Jane of Beyond Eden Rock tagged me, and I was honored to think that she would be interested in my answers! Here we go…
What is your favorite historical setting for a book?
This question makes me think of the settings I would actually like to live in — I may enjoy reading about late Imperial Rome or Revolutionary France, but they would be a bit dangerous to inhabit.
One type of setting I love is a wonderful old house that’s been lived in for many generations, and gathered much history and character. The Green Knowe books by Lucy Boston provide one example (and this is even a real house that you can visit – see Jean’s recent tour here).
Another is a nostalgic trip back to a warm family setting, as in the Deep Valley books by Maud Hart Lovelace. I know the past wasn’t really this simple, but it’s nice to enter those rosy memories for a while anyway.
What writer/s would you like to travel back in time to meet?

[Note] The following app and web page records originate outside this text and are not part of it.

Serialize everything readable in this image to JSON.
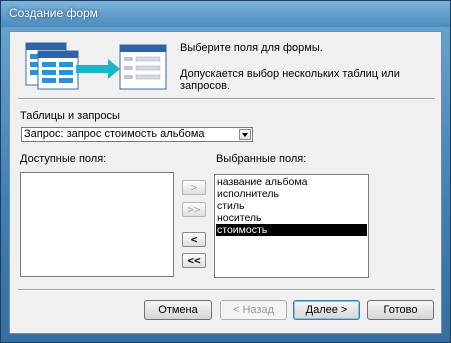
{
  "window": {
    "title": "Создание форм"
  },
  "intro": {
    "line1": "Выберите поля для формы.",
    "line2": "Допускается выбор нескольких таблиц или запросов."
  },
  "source": {
    "label": "Таблицы и запросы",
    "selected": "Запрос: запрос стоимость альбома"
  },
  "available": {
    "label": "Доступные поля:",
    "items": []
  },
  "selected_fields": {
    "label": "Выбранные поля:",
    "items": [
      "название альбома",
      "исполнитель",
      "стиль",
      "носитель",
      "стоимость"
    ],
    "highlighted": "стоимость"
  },
  "move_buttons": {
    "add": ">",
    "add_all": ">>",
    "remove": "<",
    "remove_all": "<<"
  },
  "footer": {
    "cancel": "Отмена",
    "back": "< Назад",
    "next": "Далее >",
    "finish": "Готово"
  },
  "colors": {
    "selection": "#000000",
    "title_bar": "#4c8bbd"
  }
}
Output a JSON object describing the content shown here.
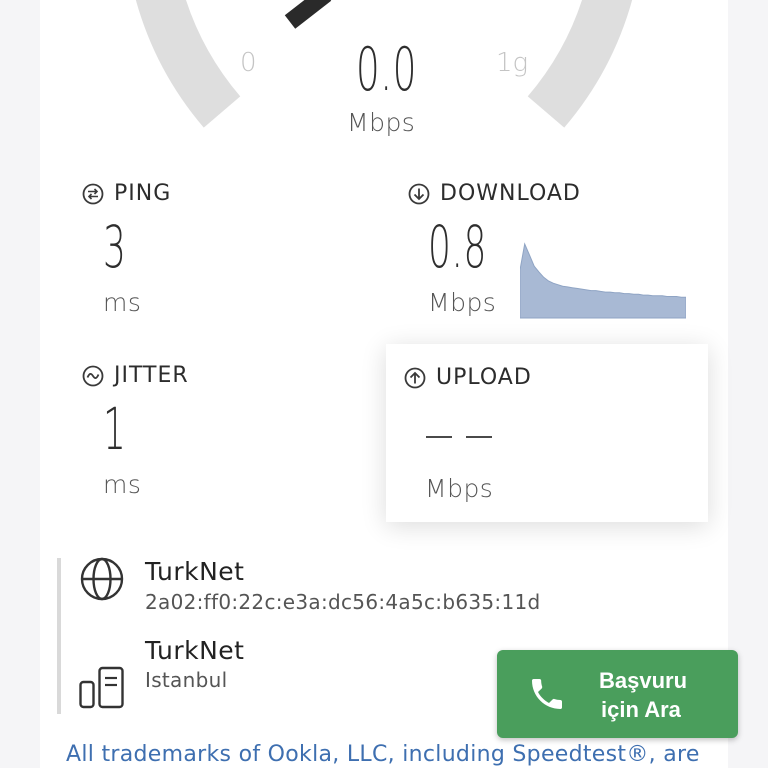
{
  "gauge": {
    "scale_min": "0",
    "scale_max": "1g",
    "value": "0.0",
    "unit": "Mbps",
    "colors": {
      "track": "#dedede",
      "needle": "#2a2a2a"
    }
  },
  "metrics": {
    "ping": {
      "title": "PING",
      "value": "3",
      "unit": "ms",
      "icon": "ping-icon"
    },
    "download": {
      "title": "DOWNLOAD",
      "value": "0.8",
      "unit": "Mbps",
      "icon": "download-arrow-icon",
      "sparkline_color": "#a8b9d4",
      "sparkline": [
        0.65,
        1.0,
        0.85,
        0.7,
        0.62,
        0.55,
        0.5,
        0.47,
        0.45,
        0.43,
        0.42,
        0.41,
        0.4,
        0.39,
        0.38,
        0.37,
        0.37,
        0.36,
        0.35,
        0.35,
        0.34,
        0.34,
        0.33,
        0.33,
        0.32,
        0.32,
        0.31,
        0.31,
        0.3,
        0.3,
        0.3,
        0.29,
        0.29,
        0.29,
        0.28,
        0.28
      ]
    },
    "jitter": {
      "title": "JITTER",
      "value": "1",
      "unit": "ms",
      "icon": "jitter-icon"
    },
    "upload": {
      "title": "UPLOAD",
      "value": "",
      "unit": "Mbps",
      "icon": "upload-arrow-icon"
    }
  },
  "connection": {
    "isp": {
      "name": "TurkNet",
      "address": "2a02:ff0:22c:e3a:dc56:4a5c:b635:11d",
      "icon": "globe-icon"
    },
    "server": {
      "name": "TurkNet",
      "location": "Istanbul",
      "icon": "server-icon"
    }
  },
  "call_button": {
    "line1": "Başvuru",
    "line2": "için Ara",
    "color": "#4a9e5c",
    "icon": "phone-icon"
  },
  "footer": {
    "text": "All trademarks of Ookla, LLC, including Speedtest®, are"
  }
}
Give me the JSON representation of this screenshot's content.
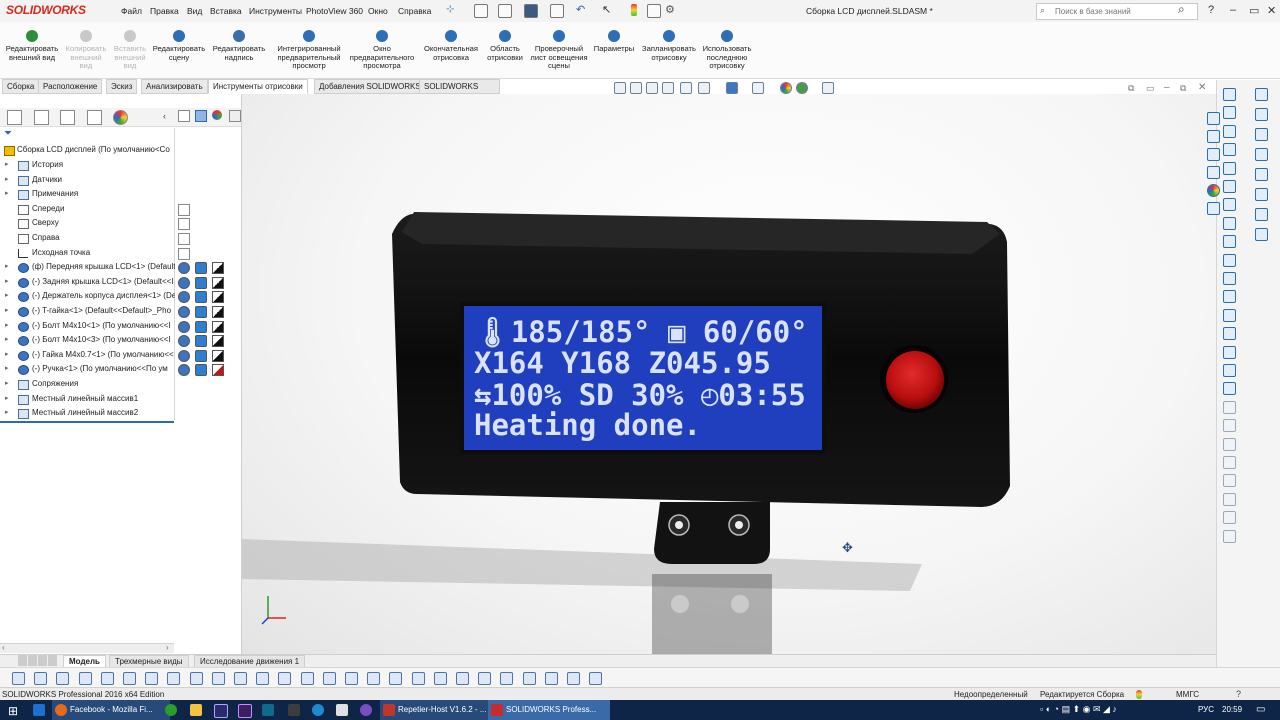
{
  "app": {
    "logo_text": "SOLIDWORKS",
    "document_title": "Сборка LCD дисплей.SLDASM *",
    "edition": "SOLIDWORKS Professional 2016 x64 Edition"
  },
  "menu": [
    "Файл",
    "Правка",
    "Вид",
    "Вставка",
    "Инструменты",
    "PhotoView 360",
    "Окно",
    "Справка"
  ],
  "search": {
    "placeholder": "Поиск в базе знаний"
  },
  "ribbon": {
    "buttons": [
      {
        "label": "Редактировать\nвнешний вид",
        "enabled": true,
        "icon": "appearance-icon",
        "color": "#2c8f3a"
      },
      {
        "label": "Копировать\nвнешний\nвид",
        "enabled": false,
        "icon": "copy-appearance-icon",
        "color": "#c9c9c9"
      },
      {
        "label": "Вставить\nвнешний\nвид",
        "enabled": false,
        "icon": "paste-appearance-icon",
        "color": "#c9c9c9"
      },
      {
        "label": "Редактировать\nсцену",
        "enabled": true,
        "icon": "scene-icon",
        "color": "#2d6fb6"
      },
      {
        "label": "Редактировать\nнадпись",
        "enabled": true,
        "icon": "decal-icon",
        "color": "#3a6ea8"
      },
      {
        "label": "Интегрированный\nпредварительный\nпросмотр",
        "enabled": true,
        "icon": "integrated-preview-icon",
        "color": "#2d6fb6"
      },
      {
        "label": "Окно\nпредварительного\nпросмотра",
        "enabled": true,
        "icon": "preview-window-icon",
        "color": "#2d6fb6"
      },
      {
        "label": "Окончательная\nотрисовка",
        "enabled": true,
        "icon": "final-render-icon",
        "color": "#2d6fb6"
      },
      {
        "label": "Область\nотрисовки",
        "enabled": true,
        "icon": "render-region-icon",
        "color": "#2d6fb6"
      },
      {
        "label": "Проверочный\nлист освещения\nсцены",
        "enabled": true,
        "icon": "lighting-proof-icon",
        "color": "#2d6fb6"
      },
      {
        "label": "Параметры",
        "enabled": true,
        "icon": "options-icon",
        "color": "#2d6fb6"
      },
      {
        "label": "Запланировать\nотрисовку",
        "enabled": true,
        "icon": "schedule-render-icon",
        "color": "#2d6fb6"
      },
      {
        "label": "Использовать\nпоследнюю\nотрисовку",
        "enabled": true,
        "icon": "last-render-icon",
        "color": "#2d6fb6"
      }
    ]
  },
  "command_tabs": [
    "Сборка",
    "Расположение",
    "Эскиз",
    "Анализировать",
    "Инструменты отрисовки",
    "Добавления SOLIDWORKS",
    "SOLIDWORKS MBD"
  ],
  "active_command_tab": "Инструменты отрисовки",
  "tree": {
    "root": "Сборка LCD дисплей  (По умолчанию<Со",
    "items": [
      {
        "label": "История",
        "icon": "history-icon",
        "type": "folder",
        "expandable": true
      },
      {
        "label": "Датчики",
        "icon": "sensor-icon",
        "type": "folder",
        "expandable": true
      },
      {
        "label": "Примечания",
        "icon": "annotation-icon",
        "type": "folder",
        "expandable": true
      },
      {
        "label": "Спереди",
        "icon": "plane-icon",
        "type": "plane",
        "expandable": false
      },
      {
        "label": "Сверху",
        "icon": "plane-icon",
        "type": "plane",
        "expandable": false
      },
      {
        "label": "Справа",
        "icon": "plane-icon",
        "type": "plane",
        "expandable": false
      },
      {
        "label": "Исходная точка",
        "icon": "origin-icon",
        "type": "origin",
        "expandable": false
      },
      {
        "label": "(ф) Передняя крышка LCD<1> (Default",
        "icon": "part-icon",
        "type": "part",
        "expandable": true
      },
      {
        "label": "(-) Задняя крышка LCD<1> (Default<<I",
        "icon": "part-icon",
        "type": "part",
        "expandable": true
      },
      {
        "label": "(-) Держатель корпуса дисплея<1> (De",
        "icon": "part-icon",
        "type": "part",
        "expandable": true
      },
      {
        "label": "(-) T-гайка<1> (Default<<Default>_Pho",
        "icon": "part-icon",
        "type": "part",
        "expandable": true
      },
      {
        "label": "(-) Болт M4x10<1> (По умолчанию<<I",
        "icon": "part-icon",
        "type": "part",
        "expandable": true
      },
      {
        "label": "(-) Болт M4x10<3> (По умолчанию<<I",
        "icon": "part-icon",
        "type": "part",
        "expandable": true
      },
      {
        "label": "(-) Гайка M4x0.7<1> (По умолчанию<<",
        "icon": "part-icon",
        "type": "part",
        "expandable": true
      },
      {
        "label": "(-) Ручка<1> (По умолчанию<<По ум",
        "icon": "part-icon",
        "type": "part",
        "expandable": true
      },
      {
        "label": "Сопряжения",
        "icon": "mates-icon",
        "type": "folder",
        "expandable": true
      },
      {
        "label": "Местный линейный массив1",
        "icon": "pattern-icon",
        "type": "folder",
        "expandable": true
      },
      {
        "label": "Местный линейный массив2",
        "icon": "pattern-icon",
        "type": "folder",
        "expandable": true
      }
    ]
  },
  "lcd": {
    "line1": "🌡185/185°  ▣ 60/60°",
    "line2": "X164 Y168   Z045.95",
    "line3": "⇆100%  SD 30% ◴03:55",
    "line4": "Heating done.",
    "screen_color": "#1f3fbf",
    "text_color": "#d9e2ff",
    "knob_color": "#c41414"
  },
  "bottom_tabs": [
    "Модель",
    "Трехмерные виды",
    "Исследование движения 1"
  ],
  "active_bottom_tab": "Модель",
  "status": {
    "edition": "SOLIDWORKS Professional 2016 x64 Edition",
    "definition": "Недоопределенный",
    "mode": "Редактируется Сборка",
    "units": "ММГС"
  },
  "taskbar": {
    "apps": [
      "Facebook - Mozilla Fi...",
      "Repetier-Host V1.6.2 - ...",
      "SOLIDWORKS Profess..."
    ],
    "language": "РУС",
    "time": "20:59"
  }
}
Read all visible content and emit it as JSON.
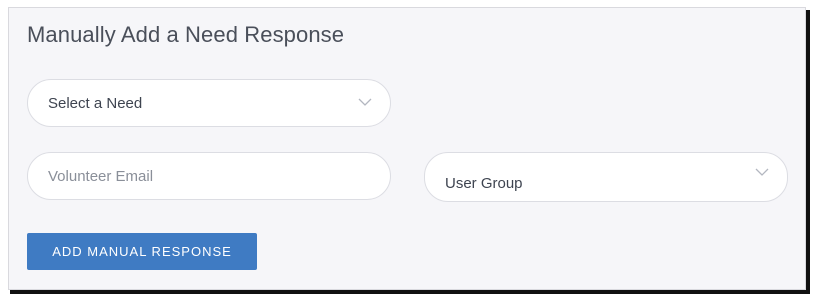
{
  "panel": {
    "title": "Manually Add a Need Response"
  },
  "form": {
    "need_select": {
      "selected_label": "Select a Need",
      "icon": "chevron-down-icon"
    },
    "volunteer_email": {
      "placeholder": "Volunteer Email",
      "value": ""
    },
    "user_group_select": {
      "selected_label": "User Group",
      "icon": "chevron-down-icon"
    },
    "submit_label": "ADD MANUAL RESPONSE"
  },
  "colors": {
    "accent": "#3f7bc3",
    "panel_background": "#f6f6f9",
    "title_text": "#4a4f5a"
  }
}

I would love to meet Louisa May Alcott and talk about how women’s lives have changed since her time. I’d also warn her not to take the calomel that ruined her health.
What book/s would you travel back in time and give to your younger self?
What book/s would you travel forward in time and give to your older self?
As I age, I want to keep reminding myself of the important messages in Being Mortal by Atul Gawande.
Ursula K. LeGuin’s vision of peaceful interplanetary colonization and interaction in her so-called “Hainish” books.
What is your favorite book that is set in a different time period (can be historical or futuristic)?
It’s impossible to choose just one favorite — so many of my favorite books are set in different time periods! But I’m going to give a nod to Jonathan Strange and Mr Norrell by Susanna Clarke, largely because I think she does a brilliant job at capturing the Regency period (with a magical slant). There are so many books nowadays with this setting, and very few are truly convincing.
Spoiler time: Do you ever skip ahead to the end of a book just to see what happens?
Yes, I do, and I feel no shame about it. Sometimes the tension is too much for me and I just have to know the outcome; then I can go back and see how we got there. Spoilers don’t bother me, obviously. But everyone is different — if you don’t want to know the ending ahead of time, I certainly respect that.
If you had a time turner, where would you go and what would you do?
There are many places I’d like to have a peek — Hilda’s monastery in Whitby, the theater of Dionysus in Athens, a Regency ball… I think I’d soon be glad to get back to modern sanitation, medicine, and women’s rights, though. (Even though it’s tempting right now to find a nice corner of the past to go hide in.)
Favorite book (if you have one) that includes time travel or takes place in different time periods?
The Story of the Amulet by E. Nesbit made a strong impression on me as a child. Nesbit’s depiction of different times and places (from ancient Egypt, Babylon, and Britain to more fanciful visions of Atlantis and the London of the future) might not stand up to modern scholarship, but it was rich with detail and woven into an exciting quest narrative. It’s where my love of historical fiction began.
What book/series do you wish you could go back in time and read again for the first time?
Funnily enough, I don’t have the feeling that I wish I could read books again for the first time. I often enjoy reading them for the second, third, or twentieth time just as much, though it’s a different experience. I only wish I had more time to do that!
I’m tagging Wendy of Falconer’s Library because she says nobody ever tags her, and I hope she might like this one. Otherwise, please feel free to take it up if you’d like to, and be sure to let me know if you do.